Look through the records below and collect all lines that hold the string "تسليم".

> [Data records for software interfaces]
=====

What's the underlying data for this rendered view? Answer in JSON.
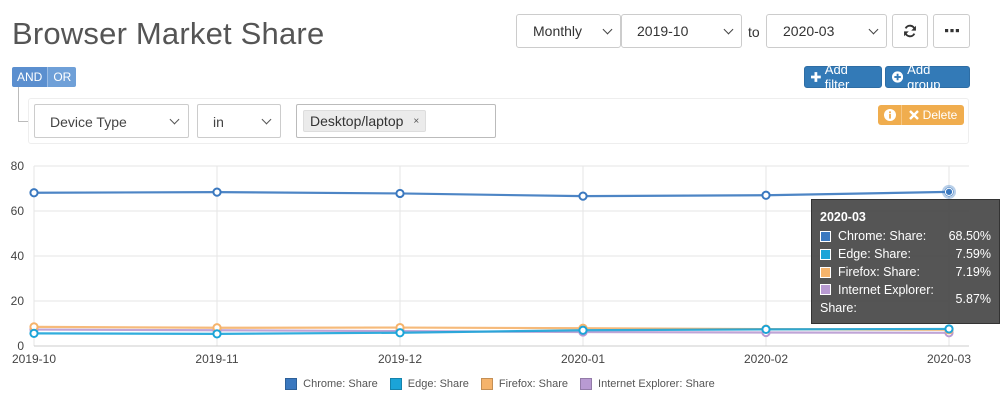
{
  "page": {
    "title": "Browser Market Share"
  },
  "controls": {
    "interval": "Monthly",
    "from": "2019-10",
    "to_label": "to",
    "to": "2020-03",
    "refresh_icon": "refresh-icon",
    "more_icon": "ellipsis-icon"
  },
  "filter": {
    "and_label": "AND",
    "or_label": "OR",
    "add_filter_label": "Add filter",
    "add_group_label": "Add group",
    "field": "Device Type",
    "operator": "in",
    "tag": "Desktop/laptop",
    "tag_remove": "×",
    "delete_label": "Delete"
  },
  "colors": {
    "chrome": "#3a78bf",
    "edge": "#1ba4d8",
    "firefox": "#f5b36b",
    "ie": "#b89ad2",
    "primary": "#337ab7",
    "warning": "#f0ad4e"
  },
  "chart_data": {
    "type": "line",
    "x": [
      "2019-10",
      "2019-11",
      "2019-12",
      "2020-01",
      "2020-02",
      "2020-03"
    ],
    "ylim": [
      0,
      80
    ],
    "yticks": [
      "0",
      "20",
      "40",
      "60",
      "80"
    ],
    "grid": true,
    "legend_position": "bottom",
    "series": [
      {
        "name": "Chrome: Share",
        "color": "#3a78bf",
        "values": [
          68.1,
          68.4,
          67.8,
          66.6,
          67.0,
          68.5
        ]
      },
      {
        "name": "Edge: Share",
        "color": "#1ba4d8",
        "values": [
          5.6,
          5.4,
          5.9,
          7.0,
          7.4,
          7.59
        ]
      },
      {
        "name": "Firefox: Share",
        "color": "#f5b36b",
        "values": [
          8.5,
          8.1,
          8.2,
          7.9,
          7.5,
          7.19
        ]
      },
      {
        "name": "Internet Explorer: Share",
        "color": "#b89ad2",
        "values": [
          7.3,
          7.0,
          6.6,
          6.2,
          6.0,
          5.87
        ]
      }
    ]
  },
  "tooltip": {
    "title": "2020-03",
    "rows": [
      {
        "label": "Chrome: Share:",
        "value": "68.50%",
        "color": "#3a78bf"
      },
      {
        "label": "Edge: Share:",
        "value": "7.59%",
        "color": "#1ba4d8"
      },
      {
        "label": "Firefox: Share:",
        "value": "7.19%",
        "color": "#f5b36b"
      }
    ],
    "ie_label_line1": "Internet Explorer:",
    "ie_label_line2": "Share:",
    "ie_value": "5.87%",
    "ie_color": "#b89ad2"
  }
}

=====

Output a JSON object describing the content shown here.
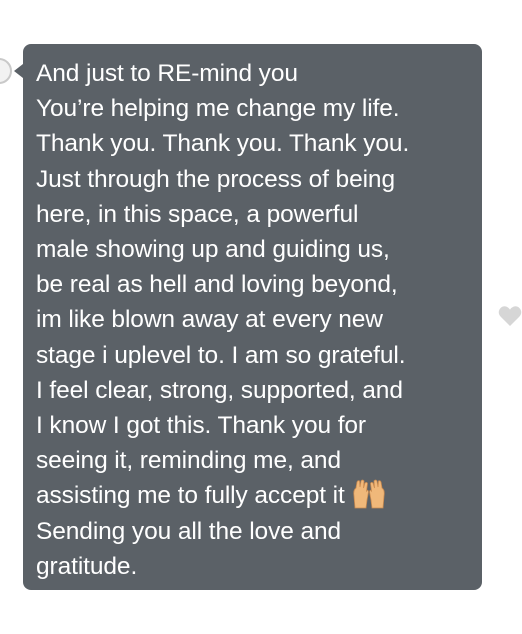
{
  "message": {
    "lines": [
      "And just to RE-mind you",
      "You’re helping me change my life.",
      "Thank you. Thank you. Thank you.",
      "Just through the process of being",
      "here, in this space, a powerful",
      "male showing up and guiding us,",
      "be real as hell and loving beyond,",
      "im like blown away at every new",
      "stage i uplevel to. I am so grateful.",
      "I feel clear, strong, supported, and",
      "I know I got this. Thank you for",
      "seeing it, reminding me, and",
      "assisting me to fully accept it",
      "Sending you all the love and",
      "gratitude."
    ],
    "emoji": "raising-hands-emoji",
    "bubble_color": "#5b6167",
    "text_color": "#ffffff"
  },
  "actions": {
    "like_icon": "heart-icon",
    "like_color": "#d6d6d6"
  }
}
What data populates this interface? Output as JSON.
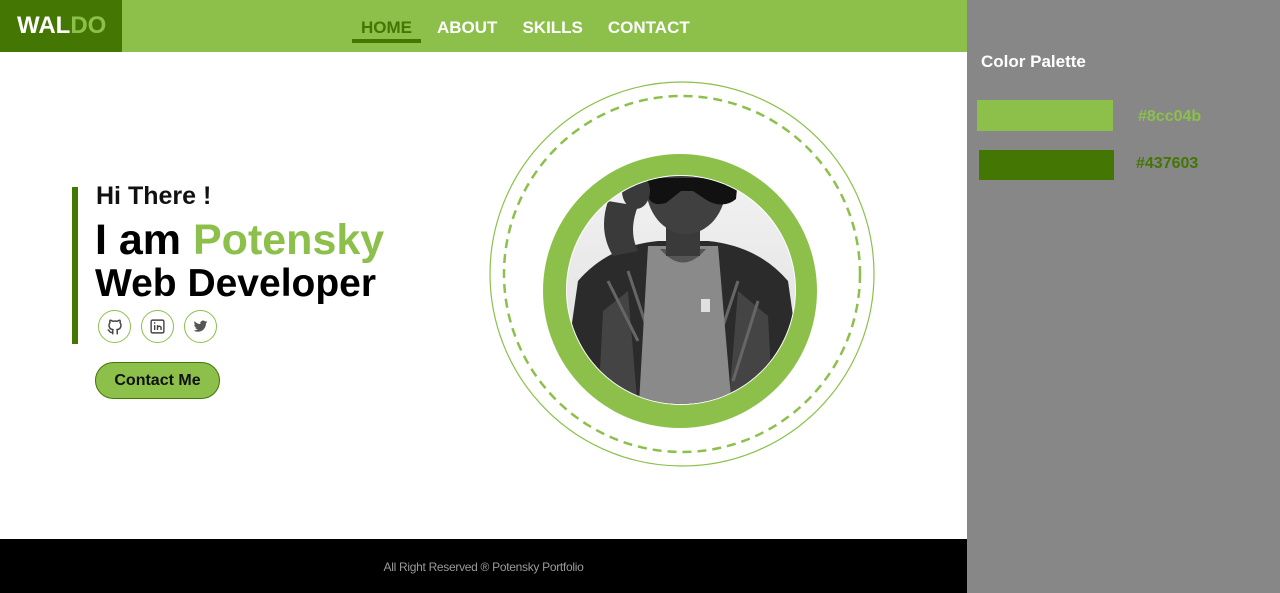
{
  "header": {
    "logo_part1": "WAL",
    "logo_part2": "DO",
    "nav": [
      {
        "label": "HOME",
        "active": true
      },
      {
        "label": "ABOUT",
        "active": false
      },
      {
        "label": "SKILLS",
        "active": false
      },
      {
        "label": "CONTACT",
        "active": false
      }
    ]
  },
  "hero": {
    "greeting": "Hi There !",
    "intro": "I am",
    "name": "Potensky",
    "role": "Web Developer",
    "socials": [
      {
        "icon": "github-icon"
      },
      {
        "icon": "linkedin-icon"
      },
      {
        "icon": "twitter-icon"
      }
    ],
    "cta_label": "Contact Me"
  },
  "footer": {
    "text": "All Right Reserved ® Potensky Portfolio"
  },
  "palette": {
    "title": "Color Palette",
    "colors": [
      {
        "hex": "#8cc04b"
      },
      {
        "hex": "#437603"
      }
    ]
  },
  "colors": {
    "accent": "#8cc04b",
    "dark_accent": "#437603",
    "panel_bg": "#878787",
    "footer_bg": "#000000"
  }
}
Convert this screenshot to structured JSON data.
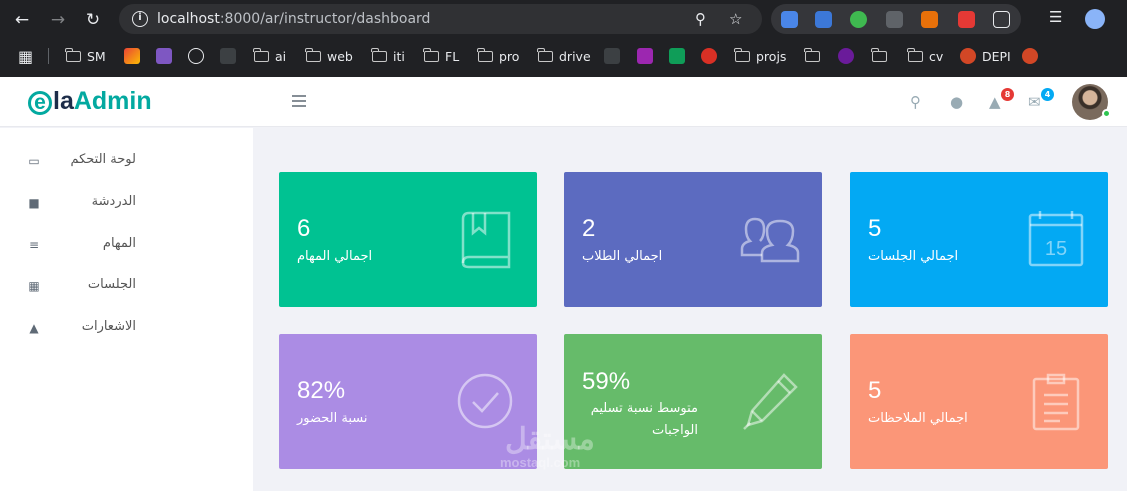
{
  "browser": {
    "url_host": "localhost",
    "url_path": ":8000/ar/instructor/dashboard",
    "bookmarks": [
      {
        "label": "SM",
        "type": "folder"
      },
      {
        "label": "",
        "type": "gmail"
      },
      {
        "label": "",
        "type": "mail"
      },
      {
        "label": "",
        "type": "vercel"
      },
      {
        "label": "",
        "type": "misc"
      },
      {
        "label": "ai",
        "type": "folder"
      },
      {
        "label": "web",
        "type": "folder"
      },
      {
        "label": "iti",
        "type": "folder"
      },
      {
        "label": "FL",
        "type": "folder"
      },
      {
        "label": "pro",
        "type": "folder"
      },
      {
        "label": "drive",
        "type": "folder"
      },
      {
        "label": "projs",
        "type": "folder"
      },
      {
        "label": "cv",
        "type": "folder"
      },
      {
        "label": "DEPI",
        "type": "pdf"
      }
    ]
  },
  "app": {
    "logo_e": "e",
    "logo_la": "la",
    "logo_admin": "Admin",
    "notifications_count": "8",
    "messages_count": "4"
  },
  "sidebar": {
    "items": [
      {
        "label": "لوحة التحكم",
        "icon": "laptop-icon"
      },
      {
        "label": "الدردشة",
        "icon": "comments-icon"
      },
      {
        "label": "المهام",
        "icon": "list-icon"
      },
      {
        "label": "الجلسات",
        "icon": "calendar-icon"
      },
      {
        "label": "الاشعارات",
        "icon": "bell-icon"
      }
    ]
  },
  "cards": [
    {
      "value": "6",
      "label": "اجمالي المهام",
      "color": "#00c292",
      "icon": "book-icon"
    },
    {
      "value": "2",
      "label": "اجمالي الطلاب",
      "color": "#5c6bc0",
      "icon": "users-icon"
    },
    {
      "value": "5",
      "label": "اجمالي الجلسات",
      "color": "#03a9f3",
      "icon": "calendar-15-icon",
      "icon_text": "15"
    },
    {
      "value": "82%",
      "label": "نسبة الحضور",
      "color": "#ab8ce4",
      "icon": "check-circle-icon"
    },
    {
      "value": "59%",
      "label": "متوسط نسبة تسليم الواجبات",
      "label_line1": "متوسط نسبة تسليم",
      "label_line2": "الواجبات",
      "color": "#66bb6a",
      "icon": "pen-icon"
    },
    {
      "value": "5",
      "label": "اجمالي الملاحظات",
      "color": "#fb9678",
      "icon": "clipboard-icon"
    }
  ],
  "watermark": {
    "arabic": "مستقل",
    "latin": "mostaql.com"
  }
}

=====

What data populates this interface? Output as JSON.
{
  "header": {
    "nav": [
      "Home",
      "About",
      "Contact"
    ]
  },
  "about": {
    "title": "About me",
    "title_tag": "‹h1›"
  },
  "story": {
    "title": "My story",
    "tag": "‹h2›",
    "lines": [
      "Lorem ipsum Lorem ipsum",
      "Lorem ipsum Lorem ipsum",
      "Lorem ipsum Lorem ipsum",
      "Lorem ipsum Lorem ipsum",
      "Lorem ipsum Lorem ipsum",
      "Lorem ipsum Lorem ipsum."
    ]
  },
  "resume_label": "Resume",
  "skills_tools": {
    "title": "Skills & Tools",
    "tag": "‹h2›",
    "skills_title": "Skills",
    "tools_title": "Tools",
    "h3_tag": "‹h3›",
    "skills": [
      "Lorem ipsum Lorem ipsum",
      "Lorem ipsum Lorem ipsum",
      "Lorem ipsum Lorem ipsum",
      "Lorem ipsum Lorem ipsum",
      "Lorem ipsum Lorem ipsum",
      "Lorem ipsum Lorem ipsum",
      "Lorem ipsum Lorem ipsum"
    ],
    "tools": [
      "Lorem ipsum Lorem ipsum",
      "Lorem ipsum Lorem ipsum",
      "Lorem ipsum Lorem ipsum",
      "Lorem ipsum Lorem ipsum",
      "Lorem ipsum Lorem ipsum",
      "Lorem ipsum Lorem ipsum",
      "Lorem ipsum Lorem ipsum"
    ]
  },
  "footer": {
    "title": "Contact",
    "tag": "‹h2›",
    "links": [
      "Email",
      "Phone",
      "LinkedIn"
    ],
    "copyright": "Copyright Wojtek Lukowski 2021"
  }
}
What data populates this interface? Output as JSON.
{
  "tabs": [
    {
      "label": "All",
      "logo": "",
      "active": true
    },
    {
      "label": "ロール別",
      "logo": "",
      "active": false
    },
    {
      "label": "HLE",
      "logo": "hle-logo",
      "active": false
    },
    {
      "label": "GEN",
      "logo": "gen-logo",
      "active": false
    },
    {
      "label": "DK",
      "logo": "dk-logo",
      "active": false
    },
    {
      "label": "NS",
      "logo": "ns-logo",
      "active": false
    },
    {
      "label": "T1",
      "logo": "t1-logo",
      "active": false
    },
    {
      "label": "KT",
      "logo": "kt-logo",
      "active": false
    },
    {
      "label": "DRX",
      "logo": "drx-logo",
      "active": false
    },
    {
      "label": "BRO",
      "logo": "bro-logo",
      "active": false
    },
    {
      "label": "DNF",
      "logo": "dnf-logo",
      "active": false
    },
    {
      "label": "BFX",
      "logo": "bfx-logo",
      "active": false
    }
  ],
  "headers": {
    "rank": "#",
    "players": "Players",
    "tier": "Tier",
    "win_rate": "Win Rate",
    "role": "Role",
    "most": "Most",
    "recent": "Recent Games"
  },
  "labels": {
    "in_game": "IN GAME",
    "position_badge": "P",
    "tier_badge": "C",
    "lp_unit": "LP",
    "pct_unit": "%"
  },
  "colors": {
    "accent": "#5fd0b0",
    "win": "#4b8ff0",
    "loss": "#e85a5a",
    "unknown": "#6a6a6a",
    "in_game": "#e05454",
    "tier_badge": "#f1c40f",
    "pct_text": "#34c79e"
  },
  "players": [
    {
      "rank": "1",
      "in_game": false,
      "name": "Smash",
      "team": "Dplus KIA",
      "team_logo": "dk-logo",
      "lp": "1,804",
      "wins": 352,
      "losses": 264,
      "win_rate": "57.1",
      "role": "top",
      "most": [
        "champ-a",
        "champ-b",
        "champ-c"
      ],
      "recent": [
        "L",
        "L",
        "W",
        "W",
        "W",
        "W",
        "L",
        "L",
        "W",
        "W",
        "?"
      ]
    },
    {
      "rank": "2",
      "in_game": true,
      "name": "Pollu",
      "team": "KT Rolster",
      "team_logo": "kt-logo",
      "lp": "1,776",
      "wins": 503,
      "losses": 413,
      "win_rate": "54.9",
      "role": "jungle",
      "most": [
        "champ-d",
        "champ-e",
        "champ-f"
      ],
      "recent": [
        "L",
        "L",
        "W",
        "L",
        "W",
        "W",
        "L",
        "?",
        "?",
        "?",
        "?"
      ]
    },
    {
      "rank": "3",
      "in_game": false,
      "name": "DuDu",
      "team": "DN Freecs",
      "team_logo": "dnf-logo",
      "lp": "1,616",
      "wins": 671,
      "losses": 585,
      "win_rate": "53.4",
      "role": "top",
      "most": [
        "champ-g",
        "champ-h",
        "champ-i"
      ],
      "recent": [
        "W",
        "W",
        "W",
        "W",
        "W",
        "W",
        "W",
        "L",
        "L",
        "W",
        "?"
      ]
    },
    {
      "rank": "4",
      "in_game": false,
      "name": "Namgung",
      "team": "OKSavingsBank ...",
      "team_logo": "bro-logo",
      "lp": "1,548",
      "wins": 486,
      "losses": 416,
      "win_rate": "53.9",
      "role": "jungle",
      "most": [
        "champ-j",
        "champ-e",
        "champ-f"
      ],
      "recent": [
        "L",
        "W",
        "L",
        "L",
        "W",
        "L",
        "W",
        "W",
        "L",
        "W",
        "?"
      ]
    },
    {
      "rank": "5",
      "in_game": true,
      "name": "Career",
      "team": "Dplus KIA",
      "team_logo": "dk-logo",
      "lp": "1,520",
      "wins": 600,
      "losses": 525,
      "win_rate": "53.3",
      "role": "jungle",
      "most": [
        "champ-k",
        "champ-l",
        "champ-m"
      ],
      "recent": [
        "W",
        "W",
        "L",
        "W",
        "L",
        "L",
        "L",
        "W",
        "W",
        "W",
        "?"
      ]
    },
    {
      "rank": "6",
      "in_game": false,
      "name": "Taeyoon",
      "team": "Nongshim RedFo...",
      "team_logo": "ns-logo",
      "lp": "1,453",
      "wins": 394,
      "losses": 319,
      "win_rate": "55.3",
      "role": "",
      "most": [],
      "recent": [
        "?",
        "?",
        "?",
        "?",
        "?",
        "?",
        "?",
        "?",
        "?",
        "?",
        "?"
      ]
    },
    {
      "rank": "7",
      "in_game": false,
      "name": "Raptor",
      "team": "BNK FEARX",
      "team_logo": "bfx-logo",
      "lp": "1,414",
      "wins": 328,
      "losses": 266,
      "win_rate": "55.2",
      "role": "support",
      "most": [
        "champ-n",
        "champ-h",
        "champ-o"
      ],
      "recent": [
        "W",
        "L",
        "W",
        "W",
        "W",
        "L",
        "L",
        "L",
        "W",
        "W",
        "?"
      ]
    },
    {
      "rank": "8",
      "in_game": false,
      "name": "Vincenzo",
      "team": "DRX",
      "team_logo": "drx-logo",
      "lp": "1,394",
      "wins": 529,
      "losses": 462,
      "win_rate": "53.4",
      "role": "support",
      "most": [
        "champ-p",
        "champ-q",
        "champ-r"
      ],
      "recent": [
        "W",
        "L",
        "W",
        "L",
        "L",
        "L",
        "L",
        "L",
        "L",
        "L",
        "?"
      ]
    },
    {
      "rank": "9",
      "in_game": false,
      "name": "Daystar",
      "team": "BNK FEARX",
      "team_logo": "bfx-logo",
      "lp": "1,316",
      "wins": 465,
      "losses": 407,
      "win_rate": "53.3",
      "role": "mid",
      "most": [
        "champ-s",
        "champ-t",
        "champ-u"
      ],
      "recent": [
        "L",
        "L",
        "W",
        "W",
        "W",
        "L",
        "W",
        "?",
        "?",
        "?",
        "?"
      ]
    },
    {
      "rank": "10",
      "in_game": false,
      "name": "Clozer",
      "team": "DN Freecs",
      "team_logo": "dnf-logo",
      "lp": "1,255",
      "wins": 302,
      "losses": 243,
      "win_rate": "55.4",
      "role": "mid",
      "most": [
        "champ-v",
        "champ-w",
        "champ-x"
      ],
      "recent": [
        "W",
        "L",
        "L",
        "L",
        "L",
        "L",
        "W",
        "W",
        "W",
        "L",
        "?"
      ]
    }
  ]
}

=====

> [Response]
      "label": "متوسط نسبة تسليم الواجبات",
      "label_line1": "متوسط نسبة تسليم",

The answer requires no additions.